**What you should do:** Whenever a line below includes the string "операции", show it.

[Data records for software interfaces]
━━━━━━
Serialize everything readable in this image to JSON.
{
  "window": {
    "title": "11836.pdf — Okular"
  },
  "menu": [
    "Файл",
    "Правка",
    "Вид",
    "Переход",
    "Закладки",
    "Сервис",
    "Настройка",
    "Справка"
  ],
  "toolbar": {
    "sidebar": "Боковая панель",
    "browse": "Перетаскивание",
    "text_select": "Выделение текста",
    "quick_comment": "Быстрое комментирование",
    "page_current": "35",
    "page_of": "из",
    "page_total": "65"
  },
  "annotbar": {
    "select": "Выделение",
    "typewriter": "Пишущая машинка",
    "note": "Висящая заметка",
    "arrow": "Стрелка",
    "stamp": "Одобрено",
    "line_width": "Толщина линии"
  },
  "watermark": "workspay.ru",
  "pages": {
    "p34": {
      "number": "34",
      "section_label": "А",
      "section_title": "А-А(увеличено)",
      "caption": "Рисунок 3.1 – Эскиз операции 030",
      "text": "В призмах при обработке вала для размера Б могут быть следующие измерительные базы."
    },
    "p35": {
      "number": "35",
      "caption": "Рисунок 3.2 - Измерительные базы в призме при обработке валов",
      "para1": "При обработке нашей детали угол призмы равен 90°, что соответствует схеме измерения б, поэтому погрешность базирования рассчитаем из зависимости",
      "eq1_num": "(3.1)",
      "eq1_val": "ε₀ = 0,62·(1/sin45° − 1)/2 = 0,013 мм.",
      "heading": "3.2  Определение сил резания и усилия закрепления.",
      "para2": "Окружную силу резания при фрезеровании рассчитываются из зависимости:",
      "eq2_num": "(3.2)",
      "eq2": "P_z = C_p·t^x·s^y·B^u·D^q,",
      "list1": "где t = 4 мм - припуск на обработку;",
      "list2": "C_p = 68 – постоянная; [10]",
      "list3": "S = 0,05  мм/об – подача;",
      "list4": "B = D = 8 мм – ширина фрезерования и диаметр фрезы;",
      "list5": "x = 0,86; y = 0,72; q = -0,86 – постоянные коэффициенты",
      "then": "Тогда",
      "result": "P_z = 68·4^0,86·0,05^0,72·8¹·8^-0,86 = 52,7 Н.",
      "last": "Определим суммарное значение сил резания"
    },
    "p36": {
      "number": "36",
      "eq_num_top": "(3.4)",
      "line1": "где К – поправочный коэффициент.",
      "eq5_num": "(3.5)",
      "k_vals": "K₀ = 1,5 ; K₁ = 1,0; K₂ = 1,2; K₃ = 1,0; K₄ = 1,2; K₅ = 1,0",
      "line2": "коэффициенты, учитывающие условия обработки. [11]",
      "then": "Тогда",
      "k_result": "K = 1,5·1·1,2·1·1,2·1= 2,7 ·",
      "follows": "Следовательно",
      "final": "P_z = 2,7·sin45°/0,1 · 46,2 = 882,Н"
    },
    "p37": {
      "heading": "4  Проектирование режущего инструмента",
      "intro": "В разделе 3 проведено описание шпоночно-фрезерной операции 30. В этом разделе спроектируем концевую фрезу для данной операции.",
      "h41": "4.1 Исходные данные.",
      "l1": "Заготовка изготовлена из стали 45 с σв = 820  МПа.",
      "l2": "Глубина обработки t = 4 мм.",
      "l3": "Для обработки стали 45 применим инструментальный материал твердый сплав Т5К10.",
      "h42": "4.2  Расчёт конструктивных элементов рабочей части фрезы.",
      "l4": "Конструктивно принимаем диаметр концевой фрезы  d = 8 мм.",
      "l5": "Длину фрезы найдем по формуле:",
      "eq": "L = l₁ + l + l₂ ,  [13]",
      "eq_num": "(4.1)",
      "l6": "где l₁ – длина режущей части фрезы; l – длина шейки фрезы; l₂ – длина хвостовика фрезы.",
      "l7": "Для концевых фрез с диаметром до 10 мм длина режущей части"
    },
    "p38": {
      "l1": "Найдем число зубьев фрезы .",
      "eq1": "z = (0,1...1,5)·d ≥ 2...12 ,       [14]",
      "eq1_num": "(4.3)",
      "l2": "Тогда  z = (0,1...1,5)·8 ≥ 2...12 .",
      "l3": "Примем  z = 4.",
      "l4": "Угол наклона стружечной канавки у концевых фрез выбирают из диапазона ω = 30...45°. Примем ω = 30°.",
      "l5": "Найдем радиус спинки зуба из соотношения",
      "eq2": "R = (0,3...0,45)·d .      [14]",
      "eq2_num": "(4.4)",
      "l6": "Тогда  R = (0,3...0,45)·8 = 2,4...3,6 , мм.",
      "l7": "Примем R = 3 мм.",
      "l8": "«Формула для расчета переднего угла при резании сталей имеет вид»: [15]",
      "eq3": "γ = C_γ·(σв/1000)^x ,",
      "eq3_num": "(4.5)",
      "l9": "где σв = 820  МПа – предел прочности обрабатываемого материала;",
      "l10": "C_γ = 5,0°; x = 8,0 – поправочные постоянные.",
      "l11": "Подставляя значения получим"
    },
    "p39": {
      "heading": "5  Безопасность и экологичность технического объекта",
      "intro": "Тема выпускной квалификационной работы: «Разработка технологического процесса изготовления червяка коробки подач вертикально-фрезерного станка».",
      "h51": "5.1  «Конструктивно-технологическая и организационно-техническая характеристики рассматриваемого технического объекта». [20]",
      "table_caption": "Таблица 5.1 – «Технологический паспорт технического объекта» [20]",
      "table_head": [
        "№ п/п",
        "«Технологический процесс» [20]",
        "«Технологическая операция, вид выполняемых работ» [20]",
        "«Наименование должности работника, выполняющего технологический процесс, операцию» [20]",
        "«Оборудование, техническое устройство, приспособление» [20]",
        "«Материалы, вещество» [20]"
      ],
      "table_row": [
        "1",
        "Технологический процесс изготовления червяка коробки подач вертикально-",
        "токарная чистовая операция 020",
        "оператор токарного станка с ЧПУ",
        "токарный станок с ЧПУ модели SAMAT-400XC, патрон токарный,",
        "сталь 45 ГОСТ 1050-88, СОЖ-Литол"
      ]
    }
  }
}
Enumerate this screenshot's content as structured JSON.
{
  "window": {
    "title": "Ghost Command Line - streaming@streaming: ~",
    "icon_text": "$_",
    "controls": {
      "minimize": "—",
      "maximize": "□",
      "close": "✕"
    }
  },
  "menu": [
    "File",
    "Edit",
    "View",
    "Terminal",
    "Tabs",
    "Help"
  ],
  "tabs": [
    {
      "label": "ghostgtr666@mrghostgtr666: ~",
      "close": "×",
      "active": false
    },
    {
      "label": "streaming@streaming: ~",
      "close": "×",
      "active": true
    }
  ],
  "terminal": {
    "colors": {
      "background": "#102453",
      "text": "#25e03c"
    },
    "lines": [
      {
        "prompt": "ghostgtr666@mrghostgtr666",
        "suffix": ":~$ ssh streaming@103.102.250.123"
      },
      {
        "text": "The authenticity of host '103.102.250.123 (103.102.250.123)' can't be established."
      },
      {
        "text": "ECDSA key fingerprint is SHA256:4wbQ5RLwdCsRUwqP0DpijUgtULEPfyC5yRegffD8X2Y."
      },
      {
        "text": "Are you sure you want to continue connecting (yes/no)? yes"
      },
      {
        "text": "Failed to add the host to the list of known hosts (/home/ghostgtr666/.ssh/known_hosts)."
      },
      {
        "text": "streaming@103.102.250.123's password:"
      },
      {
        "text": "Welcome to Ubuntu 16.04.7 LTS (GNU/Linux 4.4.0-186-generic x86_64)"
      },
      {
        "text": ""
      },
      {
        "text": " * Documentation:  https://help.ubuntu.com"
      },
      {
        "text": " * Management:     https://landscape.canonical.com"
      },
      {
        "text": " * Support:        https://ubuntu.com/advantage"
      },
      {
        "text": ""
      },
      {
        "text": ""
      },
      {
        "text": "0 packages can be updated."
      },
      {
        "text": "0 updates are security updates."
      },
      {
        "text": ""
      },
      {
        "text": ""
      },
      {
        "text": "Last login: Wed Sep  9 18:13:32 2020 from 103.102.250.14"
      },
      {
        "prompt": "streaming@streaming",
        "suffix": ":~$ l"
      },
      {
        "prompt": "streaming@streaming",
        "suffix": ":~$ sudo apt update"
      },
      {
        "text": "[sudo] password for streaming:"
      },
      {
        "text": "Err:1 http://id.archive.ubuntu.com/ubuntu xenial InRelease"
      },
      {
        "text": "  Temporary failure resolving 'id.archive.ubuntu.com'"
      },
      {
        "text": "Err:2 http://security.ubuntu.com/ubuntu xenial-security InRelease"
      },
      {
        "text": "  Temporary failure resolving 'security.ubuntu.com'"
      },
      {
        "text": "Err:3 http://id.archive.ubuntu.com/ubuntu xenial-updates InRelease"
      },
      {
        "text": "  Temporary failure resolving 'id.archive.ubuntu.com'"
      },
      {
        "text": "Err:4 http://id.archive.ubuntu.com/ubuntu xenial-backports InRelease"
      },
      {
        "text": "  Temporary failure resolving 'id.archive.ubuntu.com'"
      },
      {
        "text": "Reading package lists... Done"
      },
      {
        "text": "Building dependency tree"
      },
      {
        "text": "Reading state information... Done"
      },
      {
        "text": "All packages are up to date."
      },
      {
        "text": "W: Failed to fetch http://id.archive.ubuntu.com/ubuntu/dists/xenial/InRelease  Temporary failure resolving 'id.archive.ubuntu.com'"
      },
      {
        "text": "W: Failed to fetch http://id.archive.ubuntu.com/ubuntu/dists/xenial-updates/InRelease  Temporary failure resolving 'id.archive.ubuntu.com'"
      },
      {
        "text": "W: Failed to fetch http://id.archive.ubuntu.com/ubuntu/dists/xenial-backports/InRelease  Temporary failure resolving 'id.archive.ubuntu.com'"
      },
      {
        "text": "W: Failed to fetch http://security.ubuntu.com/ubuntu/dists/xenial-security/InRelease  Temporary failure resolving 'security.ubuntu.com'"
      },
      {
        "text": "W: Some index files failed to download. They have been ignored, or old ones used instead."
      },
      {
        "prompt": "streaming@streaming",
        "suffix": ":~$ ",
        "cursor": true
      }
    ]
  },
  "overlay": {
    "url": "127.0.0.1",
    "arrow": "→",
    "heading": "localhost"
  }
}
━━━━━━
**Answer box:**
      "caption": "Рисунок 3.1 – Эскиз операции 030",
      "intro": "В разделе 3 проведено описание шпоночно-фрезерной операции 30. В этом разделе спроектируем концевую фрезу для данной операции.",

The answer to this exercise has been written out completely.